## [WHAT TO WORK ON]
Using the listing below, please count the lines that contain the string "application". Only the number is wanted.

···

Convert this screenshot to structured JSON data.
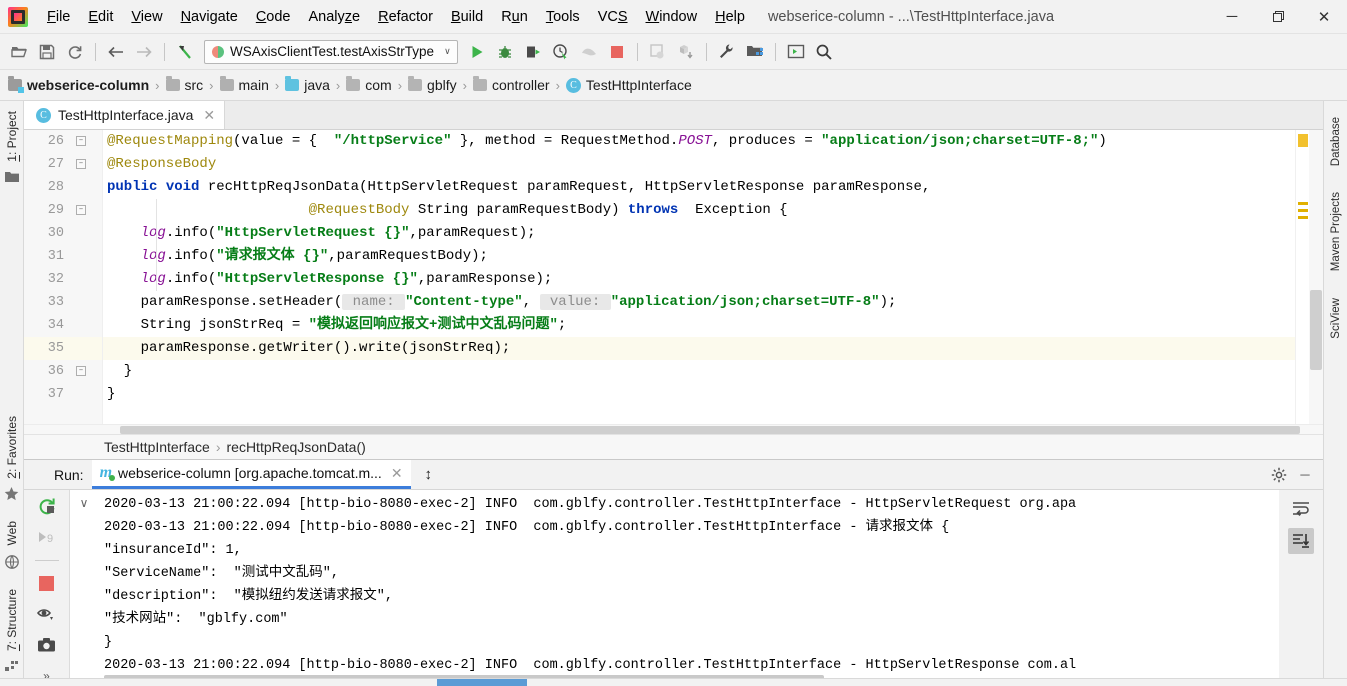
{
  "titlebar": {
    "logo_icon": "intellij-idea-logo",
    "menus": [
      "File",
      "Edit",
      "View",
      "Navigate",
      "Code",
      "Analyze",
      "Refactor",
      "Build",
      "Run",
      "Tools",
      "VCS",
      "Window",
      "Help"
    ],
    "window_title": "webserice-column - ...\\TestHttpInterface.java",
    "minimize": "─",
    "maximize": "❐",
    "close": "✕"
  },
  "toolbar": {
    "open_icon": "open-folder-icon",
    "save_icon": "save-icon",
    "sync_icon": "sync-refresh-icon",
    "back_icon": "←",
    "forward_icon": "→",
    "jump_icon": "jump-to-source-icon",
    "run_config": "WSAxisClientTest.testAxisStrType",
    "run_config_chevron": "∨",
    "run_icon": "run-icon",
    "debug_icon": "debug-icon",
    "run_coverage_icon": "run-with-coverage-icon",
    "profile_icon": "profiler-icon",
    "attach_icon": "attach-debugger-icon",
    "stop_icon": "stop-icon",
    "update_app_icon": "update-application-icon",
    "fetch_icon": "import-module-icon",
    "settings_icon": "settings-wrench-icon",
    "project_structure_icon": "project-structure-icon",
    "terminal_icon": "terminal-icon",
    "search_icon": "search-everywhere-icon"
  },
  "breadcrumbs": [
    {
      "label": "webserice-column",
      "icon": "project-module-icon",
      "bold": true
    },
    {
      "label": "src",
      "icon": "folder-icon",
      "bold": false
    },
    {
      "label": "main",
      "icon": "folder-icon",
      "bold": false
    },
    {
      "label": "java",
      "icon": "source-root-folder-icon",
      "bold": false
    },
    {
      "label": "com",
      "icon": "package-icon",
      "bold": false
    },
    {
      "label": "gblfy",
      "icon": "package-icon",
      "bold": false
    },
    {
      "label": "controller",
      "icon": "package-icon",
      "bold": false
    },
    {
      "label": "TestHttpInterface",
      "icon": "java-class-icon",
      "bold": false
    }
  ],
  "left_strip": {
    "project_label": "1: Project",
    "project_icon": "project-folder-icon",
    "favorites_label": "2: Favorites",
    "favorites_icon": "star-icon",
    "web_label": "Web",
    "web_icon": "globe-icon",
    "structure_label": "7: Structure",
    "structure_icon": "structure-icon"
  },
  "editor": {
    "tab_label": "TestHttpInterface.java",
    "tab_icon": "java-class-icon",
    "tab_close_icon": "✕",
    "first_line_number": 26,
    "highlight_line": 35,
    "lines": [
      {
        "n": 26,
        "fold": "minus"
      },
      {
        "n": 27,
        "fold": "minus"
      },
      {
        "n": 28,
        "fold": ""
      },
      {
        "n": 29,
        "fold": "minus"
      },
      {
        "n": 30,
        "fold": ""
      },
      {
        "n": 31,
        "fold": ""
      },
      {
        "n": 32,
        "fold": ""
      },
      {
        "n": 33,
        "fold": ""
      },
      {
        "n": 34,
        "fold": ""
      },
      {
        "n": 35,
        "fold": ""
      },
      {
        "n": 36,
        "fold": "minus"
      },
      {
        "n": 37,
        "fold": ""
      }
    ],
    "code": [
      "@RequestMapping(value = {  \"/httpService\" }, method = RequestMethod.POST, produces = \"application/json;charset=UTF-8;\")",
      "@ResponseBody",
      "public void recHttpReqJsonData(HttpServletRequest paramRequest, HttpServletResponse paramResponse,",
      "                @RequestBody String paramRequestBody) throws  Exception {",
      "log.info(\"HttpServletRequest {}\",paramRequest);",
      "log.info(\"请求报文体 {}\",paramRequestBody);",
      "log.info(\"HttpServletResponse {}\",paramResponse);",
      "paramResponse.setHeader( name: \"Content-type\",  value: \"application/json;charset=UTF-8\");",
      "String jsonStrReq = \"模拟返回响应报文+测试中文乱码问题\";",
      "paramResponse.getWriter().write(jsonStrReq);",
      "}",
      "}"
    ],
    "breadcrumb_class": "TestHttpInterface",
    "breadcrumb_sep": "›",
    "breadcrumb_method": "recHttpReqJsonData()"
  },
  "run_window": {
    "label": "Run:",
    "tab_title": "webserice-column [org.apache.tomcat.m...",
    "tab_icon": "maven-m-icon",
    "tab_close_icon": "✕",
    "resize_icon": "↕",
    "settings_icon": "gear-icon",
    "minimize_icon": "─",
    "collapse_icon": "∨",
    "actions": {
      "rerun_icon": "rerun-icon",
      "resume_icon": "resume-program-icon",
      "stop_icon": "stop-red-square-icon",
      "filter_icon": "print-filter-eye-icon",
      "screenshot_icon": "camera-icon",
      "more_icon": "»"
    },
    "right_actions": {
      "soft_wrap_icon": "soft-wrap-icon",
      "scroll_to_end_icon": "scroll-to-end-icon"
    },
    "console": [
      "2020-03-13 21:00:22.094 [http-bio-8080-exec-2] INFO  com.gblfy.controller.TestHttpInterface - HttpServletRequest org.apa",
      "2020-03-13 21:00:22.094 [http-bio-8080-exec-2] INFO  com.gblfy.controller.TestHttpInterface - 请求报文体 {",
      "\"insuranceId\": 1,",
      "\"ServiceName\":  \"测试中文乱码\",",
      "\"description\":  \"模拟纽约发送请求报文\",",
      "\"技术网站\":  \"gblfy.com\"",
      "}",
      "2020-03-13 21:00:22.094 [http-bio-8080-exec-2] INFO  com.gblfy.controller.TestHttpInterface - HttpServletResponse com.al"
    ]
  },
  "right_strip": {
    "items": [
      "Database",
      "Maven Projects",
      "SciView"
    ]
  },
  "colors": {
    "accent_blue": "#3c7ddb",
    "keyword": "#0033b3",
    "string": "#067d17",
    "annotation": "#9e880d",
    "field": "#871094",
    "highlight_line": "#fcfaed"
  }
}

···

## [COMPLETED TASK]
3